Eleven years ago, I traveled to Kenya with my mother and 10-year-old daughter. We were 3 generations of women seeking to connect with and learn from the stories of others. We met so many women and girls on our journey, and their stories are forever etched on our souls. As we celebrate International Women’s Day today, I wish to honor those memories and share pieces of their stories here. As these girls stood at the crux of growth and possibility in their lives, how did the world fare in nurturing their dreams and potentials?
Our visit first took us to the Kayole slums of Nairobi to visit with a women’s self-help group. As we picked our way through the garbage, rubble and open sewage ditches that lined the markets, we met a number of small, women business owners – tailors, hair dressers, and street vendors. Along the way, we were accompanied by an energetic group of young girls. They chatted with my daughter about her name and her life in the US. One of the girls, named Mercy, wore a t-shirt with ‘Smart Girl’ emblazoned on the front. As I watched their interactions, these girls glowed with a passion, curiosity, and boldness that was contagious. Eleven years later, they are all grown up. Did Mercy hold on to her spunk and voice? Did the very powerful women role models in her life continue to embolden her vision and dreams for the future?

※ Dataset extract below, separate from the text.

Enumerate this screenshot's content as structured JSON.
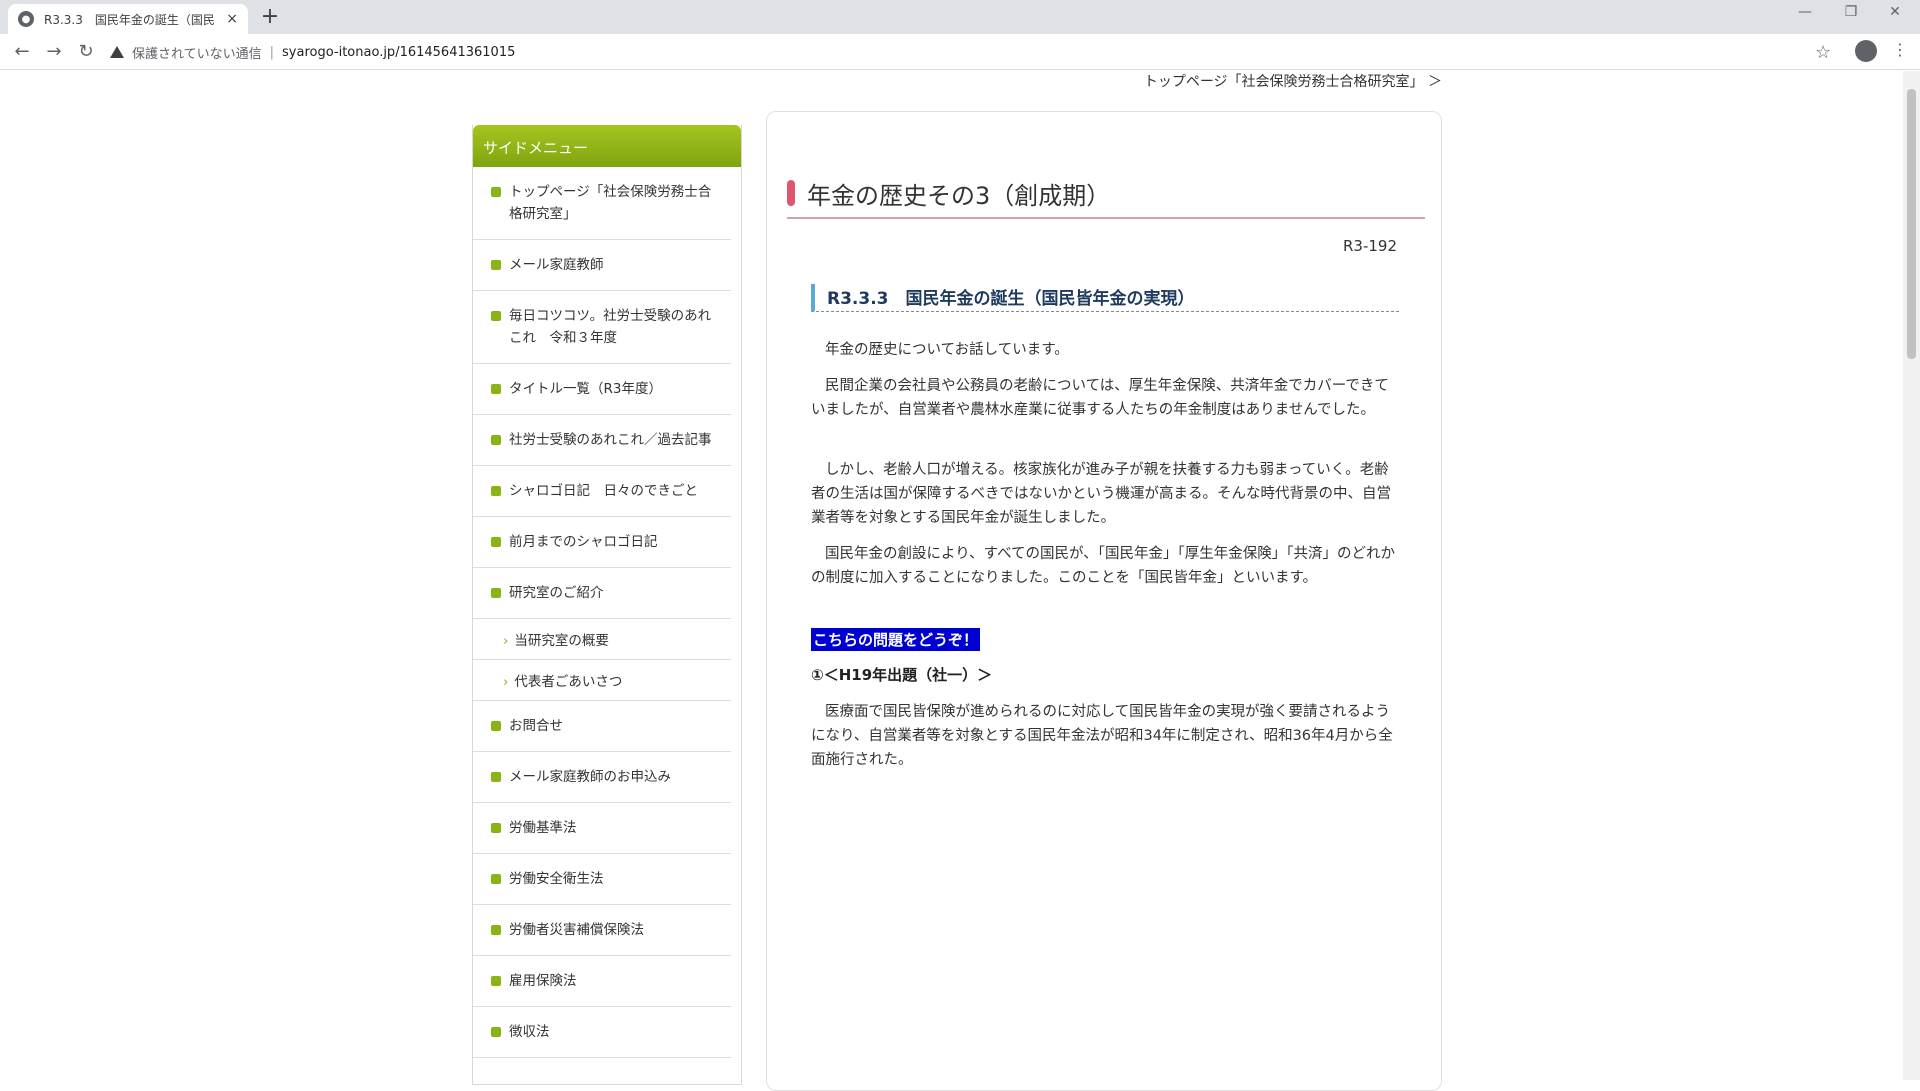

The next day, we drove north of Nairobi to visit a rural community. There, we met the “Gitithia 5”, a family of orphans living alone in a home that an elderly grandmother had opened to them. They were being supported by a local church-based microfinance group that had established a modest social fund to care for the most vulnerable in their community. With each loan repayment, members pledged to contribute an additional fee. They had chosen to sponsor Rose, the youngest girl in this family, visiting her regularly and contributing to her school fees and basic household needs. While devastatingly poor and alone, this sibling group stayed together and experienced community generosity rather than end up on the streets of Nairobi. Today, these children are all grown up. Did Rose stay in school? Did she continue to stay connected in her community, in turn contributing to the life and care of others?
On the way back to Nairobi, we visited a small boarding and day school serving in an urban market community. Located at the junction of major national and international trade routes, this market bustled with truckers, bars, and prostitution rings. Here we met baby Joy. Just a few weeks old, she had been found abandoned in a basket behind their school. This was not the first time. Young women in this market community are so vulnerable to exploitation and abandonment. As the school received baby Joy into their community, and we took turns holding her and breathing in her peace and warmth, we all prayed for the young mother and the sacrifices she endured.
This year marks the 25th anniversary of the Beijing Platform for Action, a comprehensive and transformative agenda for global gender equity set forth by 170 member states at the United Nations’ Fourth World Conference on Women. 25 years later, many accomplishment have been made, including women’s increased access to education, healthcare and political participation. But we have also seen powerful pushbacks and damaging reversals of hard-won advances, as noted in UN Women’s just-released report “Women´s Rights in Review 25 years after Beijing.” Poverty, discrimination and violence are still strongly present in the lives of women and girls. Under-representation in power and decision-making is still the norm.
- Globally, progress on women’s access to paid work has ground to a halt. Less than two thirds of women (62 per cent) aged 25-54 are in the labor force, compared to more than nine out of ten (93 per cent) men.
- Women continue to shoulder the bulk of unpaid care and domestic work, and are on average paid 16 per cent less than men, rising to 35 per cent in some countries.
- Nearly one in five women (18 per cent) have faced violence from an intimate partner in the past year. New technologies are fueling new forms of violence, for which policy solutions are largely absent.
- 32 million girls are still not in school.
- Men still control three quarters of parliamentary seats.
- Women are largely excluded from peace processes, representing only 13 per cent of negotiators and only 4 per cent of signatories.
To catalyze systemic and lasting change the report points to the need to vastly increase financing for gender equality, to harness the potential of technology and innovation, and to ensure that development is inclusive of women and girls who face multiple forms of discrimination.
Here in the US, as we celebrate the 100th anniversary of women’s hard-won right to vote, we also acknowledge that we are an incredibly generous country. Since 2014, we have given over $350 billion every year to a broad range of causes, including religion, education, human services, health, arts and culture, the environment and animal welfare. But when it comes to supporting women’s issues, public support wanes. Only 1.6% of US charitable giving goes to nonprofits helping women and girls. And about 71% of those nonprofits have budgets of less than $50,000. If we want to truly impact the lives of women and girls, we will need to do more.
As I reflect on the stories of Mercy, Rose and Joy, and the generosity they experienced in their communities in Kenya, I am heartened. Their stories have impacted my life and they have impacted my mother and my daughter as well, as all three of us continue to commit our lives to the advancement of gender equity. Please take this day to look around you and honor all of the hardworking programs that work so diligently to serve women and girls every day. Recognize that their task is huge and growing, and do what you can to offer your support, encouragement, and advocacy. It’s the right work to be about and it’s a work that has profound and untold implications for future generations. Happy International Women’s Day.